safety file CDM, major maintenance records, noise exposure and
noise surveillance,
Health & Safety Records
(Such as Display Screen Equipment (DSE), food hygiene records, H&S
minutes, H&S policy documents, legionella testing records, PAT
testing, electrical fixed installation, risk assessments (activity based,
PUWER, COSHH, manual handling, fire ) fire protection equipment
annual checks (alarm testing and maintenances, fire extinguishers,
smoke and heat detector tests, emergency lighting tests (visual and
full discharge), fire stopping, fire drills), record of issue of PPE,
instruction manuals, controlled waste management, special waste
management – removal of waste, statutory checks for LOLER,
inspection and maintenance records – completion, air monitoring
exposure, LEV examination and testing, workplace inspections &
audit reports)
7 Years
Report of violent conduct at work 12 years
Fire equipment repair logs – Life of equipment
Safe System of Work Documentation/Permits to Work 4 years from cessation of the activity
Statutory Inspections Records 4 years from disposal of the equipment
Portable Electrical Equipment Examination Report 4 years from disposal of the equipment
ISO / Accreditation Documentation and Records 7 Years from expiry of the ISO or accreditation
expiry date


Company Records

Document Type Retention Period
Corporate Information
(Including incorporation documents, memorandum/articles of
association, register of directors, register of secretaries, register of
members, charges register, register of persons with significant control
copies of instruments creating registered charges, Board minutes,
written resolutions, minutes of shareholder meetings, Notices of
shareholder meetings)
Business Information
(Such as strategic plans, company reports, company
communications and presentations, contract for purchase of own
shares, annual return, statutory forms/returns filed at Companies
House, cancelled share certificates)
Stock transfer forms Permanent
Powers of attorney 12 years after ceasing to be valid
Notices of shareholder meetings 12 years or life of the company if notice
required in order to understand minutes of the


Who should I contact about data retention?

If you have a general query about data retention and/ or data protection or if you have any concerns that this Data Retention Policy is not being or has not been followed, please contact the Data Protection Team at [email protected] or Group Legal Counsel.


Employee Responsibility

All of our colleagues must comply with this policy and any document referenced in it. Failure to do so may expose Inchcape, and its employees to serious civil and/or criminal liability.

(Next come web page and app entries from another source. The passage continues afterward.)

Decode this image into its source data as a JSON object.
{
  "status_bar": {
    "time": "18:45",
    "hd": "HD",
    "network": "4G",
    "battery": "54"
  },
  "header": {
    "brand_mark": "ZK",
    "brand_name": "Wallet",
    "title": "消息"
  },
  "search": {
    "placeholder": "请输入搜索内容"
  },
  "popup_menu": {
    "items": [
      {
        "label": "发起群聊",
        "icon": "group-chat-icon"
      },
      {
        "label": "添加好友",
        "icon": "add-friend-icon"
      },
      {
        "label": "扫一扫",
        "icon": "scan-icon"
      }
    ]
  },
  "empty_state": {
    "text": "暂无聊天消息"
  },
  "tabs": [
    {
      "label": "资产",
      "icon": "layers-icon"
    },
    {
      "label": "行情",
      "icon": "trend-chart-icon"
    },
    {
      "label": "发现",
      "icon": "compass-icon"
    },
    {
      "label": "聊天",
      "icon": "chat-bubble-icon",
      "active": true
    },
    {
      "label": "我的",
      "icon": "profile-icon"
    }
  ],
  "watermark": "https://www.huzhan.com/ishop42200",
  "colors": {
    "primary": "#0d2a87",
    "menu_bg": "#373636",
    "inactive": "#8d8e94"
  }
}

We take our data responsibilities very seriously and a wilful or reckless failure to comply with this policy may be regarded as an act of gross misconduct under our disciplinary procedure and may result in disciplinary action up to and including dismissal.

Document Control

Group Legal Counsel is the owner of this document and is responsible for ensuring that this Policy is regularly reviewed in line with the requirements of the GDPR and applicable data protection legislation.

This is version 2.0 of the Data Retention Policy and was approved in August 2022.